    @media (prefers-reduced-motion: no-preference) {
        ::view-transition-old(${groupName}):only-child {
            animation-name: scale-out;

            animation-duration: 200ms;
            animation-fill-mode: forwards;
            animation-timing-function: ease-out;

        ::view-transition-new(${groupName}):only-child {
            animation-name: fade-in, scale-out;

            animation-duration: 100ms, 400ms;
            animation-direction: normal, reverse;
            animation-fill-mode: forwards, none;
            animation-timing-function: ease-in;

    ::view-transition-group(${groupName}) {
        animation-delay: ${index * 20}ms;

Taking advantage of the distinct transition group names, we create specific old and new transition group selectors, each with unique entry and exit animations. With the combination of a fading-in animation and a scaling-out counterpart, the entrance animation is constructed by reversing the scale-out animation. Moreover, to achieve the staggered animation sequence where one initiates as another concludes, each individual transition group is given a slight animation delay corresponding to its index.

Navigating the Web’s Choreography: Embracing the View Transition API

In the world of web development, where transitions can often be clunky and states tangled, the View Transition API emerges as a graceful solution, enabling seamless DOM transformations. Beyond visual appeal, these transitions serve as guides, leading users through digital content with finesse. While CSS animations offer a foundation, the View Transition API simplifies the intricate task of managing shifts between states.

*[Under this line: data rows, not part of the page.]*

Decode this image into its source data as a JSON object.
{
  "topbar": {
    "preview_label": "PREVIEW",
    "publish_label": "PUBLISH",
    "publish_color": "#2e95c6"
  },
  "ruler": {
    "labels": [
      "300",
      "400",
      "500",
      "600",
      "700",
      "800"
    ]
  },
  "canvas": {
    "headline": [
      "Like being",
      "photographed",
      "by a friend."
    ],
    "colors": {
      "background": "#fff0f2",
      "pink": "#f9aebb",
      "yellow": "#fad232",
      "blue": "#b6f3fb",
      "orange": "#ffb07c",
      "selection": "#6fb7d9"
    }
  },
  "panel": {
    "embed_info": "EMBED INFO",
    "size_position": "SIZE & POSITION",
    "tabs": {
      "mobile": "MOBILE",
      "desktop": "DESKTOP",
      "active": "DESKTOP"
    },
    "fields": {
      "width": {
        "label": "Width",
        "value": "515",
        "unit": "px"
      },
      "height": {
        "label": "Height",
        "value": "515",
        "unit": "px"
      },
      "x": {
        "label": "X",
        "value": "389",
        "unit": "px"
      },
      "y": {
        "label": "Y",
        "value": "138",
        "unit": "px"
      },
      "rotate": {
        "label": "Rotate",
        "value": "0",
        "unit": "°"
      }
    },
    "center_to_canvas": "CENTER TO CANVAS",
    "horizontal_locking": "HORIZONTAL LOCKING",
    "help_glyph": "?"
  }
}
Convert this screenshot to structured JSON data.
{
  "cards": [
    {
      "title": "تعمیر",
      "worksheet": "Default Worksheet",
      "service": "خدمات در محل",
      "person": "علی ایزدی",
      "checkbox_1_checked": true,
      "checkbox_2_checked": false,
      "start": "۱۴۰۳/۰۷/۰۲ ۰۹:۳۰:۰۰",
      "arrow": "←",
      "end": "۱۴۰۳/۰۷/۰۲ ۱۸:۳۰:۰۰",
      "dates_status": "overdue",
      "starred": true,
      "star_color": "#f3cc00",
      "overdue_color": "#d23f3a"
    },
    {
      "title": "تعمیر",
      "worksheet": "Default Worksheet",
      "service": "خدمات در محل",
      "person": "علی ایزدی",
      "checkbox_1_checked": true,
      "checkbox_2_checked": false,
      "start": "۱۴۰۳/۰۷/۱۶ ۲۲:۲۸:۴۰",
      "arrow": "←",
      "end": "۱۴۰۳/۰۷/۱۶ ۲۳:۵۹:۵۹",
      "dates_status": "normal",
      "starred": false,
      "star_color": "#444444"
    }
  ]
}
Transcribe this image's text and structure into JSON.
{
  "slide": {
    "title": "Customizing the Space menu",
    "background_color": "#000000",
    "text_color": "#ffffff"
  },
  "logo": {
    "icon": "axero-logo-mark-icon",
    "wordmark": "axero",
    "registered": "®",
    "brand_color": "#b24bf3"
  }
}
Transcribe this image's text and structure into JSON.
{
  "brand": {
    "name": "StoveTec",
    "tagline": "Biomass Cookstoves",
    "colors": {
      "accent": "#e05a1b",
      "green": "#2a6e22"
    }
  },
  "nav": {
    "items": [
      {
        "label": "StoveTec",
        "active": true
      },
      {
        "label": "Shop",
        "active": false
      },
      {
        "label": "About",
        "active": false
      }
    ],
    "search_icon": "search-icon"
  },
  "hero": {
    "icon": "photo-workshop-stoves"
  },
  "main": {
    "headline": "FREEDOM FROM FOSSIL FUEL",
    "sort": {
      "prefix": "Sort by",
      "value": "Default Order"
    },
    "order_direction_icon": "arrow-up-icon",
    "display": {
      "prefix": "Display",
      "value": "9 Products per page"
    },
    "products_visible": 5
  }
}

This API’s finesse shines through as it manages the fluid transition between old and new DOM states, simplifying what could otherwise be a complex endeavor. Although currently confined to Chrome version 111 and onwards, its promise is reinforced by its development under the W3C CSS Working Group.

Whether your audience favors dynamic animations or a tranquil interface, the View Transition API empowers you to elevate your web pages with poise and elegance.

I would love to hear your thoughts in the comments below. Drop me a note, and don’t forget to subscribe to the Keyhole Dev Blog for more content.

5 1 vote
Article Rating
Notify of

Newest Most Voted
Inline Feedbacks
View all comments